"That was concerning, so we wanted to find out why that was," says Erica Clark with the Huron County Health Unit.

So, six samples from the worst water quality days in Goderich last August were sent away for testing.

"In all 6 samples, the E.coli came from seagulls. The other we tested for were absent," says Clark.

Clark says there's lots of other pollutants in the Great Lakes, algae caused by lawn and farm fertilizers and plastics washing ashore.

But on Goderich's three beaches on the highest E.coli days, the samples point the finger clearly at seagulls and their E.coli laced excrement.

So how do you keep seagulls off a beach?

Shoreline communities have tried almost everything, noisemakers, scarecrows, restrictive fencing and none of that has really worked.

But there has been one that has worked and worked very recently in Ottawa.

"Hamilton and Ottawa have a fine wire mesh that goes over the top of the beaches. It's not really noticeable I'm told. It's too early to be looking at the cost there but we have to look at all our options but certainly it's a problem we have to look at," says Kevin Morrison, Goderich mayor.
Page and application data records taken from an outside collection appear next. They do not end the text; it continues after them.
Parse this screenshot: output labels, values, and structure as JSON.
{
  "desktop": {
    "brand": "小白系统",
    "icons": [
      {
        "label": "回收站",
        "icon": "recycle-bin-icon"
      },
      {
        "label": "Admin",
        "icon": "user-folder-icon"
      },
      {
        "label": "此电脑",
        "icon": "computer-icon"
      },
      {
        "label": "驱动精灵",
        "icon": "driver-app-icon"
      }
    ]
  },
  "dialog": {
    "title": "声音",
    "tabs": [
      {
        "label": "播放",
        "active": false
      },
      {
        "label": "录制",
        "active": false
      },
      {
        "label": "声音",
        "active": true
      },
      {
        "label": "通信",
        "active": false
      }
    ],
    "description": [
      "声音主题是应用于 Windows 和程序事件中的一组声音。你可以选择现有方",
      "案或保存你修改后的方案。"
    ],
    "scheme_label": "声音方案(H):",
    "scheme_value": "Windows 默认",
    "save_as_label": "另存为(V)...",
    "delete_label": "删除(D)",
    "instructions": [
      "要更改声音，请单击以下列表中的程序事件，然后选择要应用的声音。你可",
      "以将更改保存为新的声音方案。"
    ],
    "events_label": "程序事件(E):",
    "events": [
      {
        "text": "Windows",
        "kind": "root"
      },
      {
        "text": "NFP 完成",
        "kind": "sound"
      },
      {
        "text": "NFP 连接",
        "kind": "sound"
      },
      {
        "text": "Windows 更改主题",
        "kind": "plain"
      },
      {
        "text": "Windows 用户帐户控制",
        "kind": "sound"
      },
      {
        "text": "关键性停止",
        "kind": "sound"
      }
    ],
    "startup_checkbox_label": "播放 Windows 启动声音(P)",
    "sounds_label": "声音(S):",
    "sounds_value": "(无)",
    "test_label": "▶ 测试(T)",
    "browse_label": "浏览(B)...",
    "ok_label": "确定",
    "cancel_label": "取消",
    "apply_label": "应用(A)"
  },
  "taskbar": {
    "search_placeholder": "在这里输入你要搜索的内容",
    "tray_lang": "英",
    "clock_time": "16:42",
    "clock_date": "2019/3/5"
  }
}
Goderich wants to gain blue flag status again.

It lost the environmental beach designation several years ago because of high E.coli levels.

But keeping seagulls away from a beach is like trying to keep people away from the beach on those hot summer days.

"It's our location, our proximity to the cities which is attracting the people and unfortunately, the fowl that is making our water foul," says Morrison.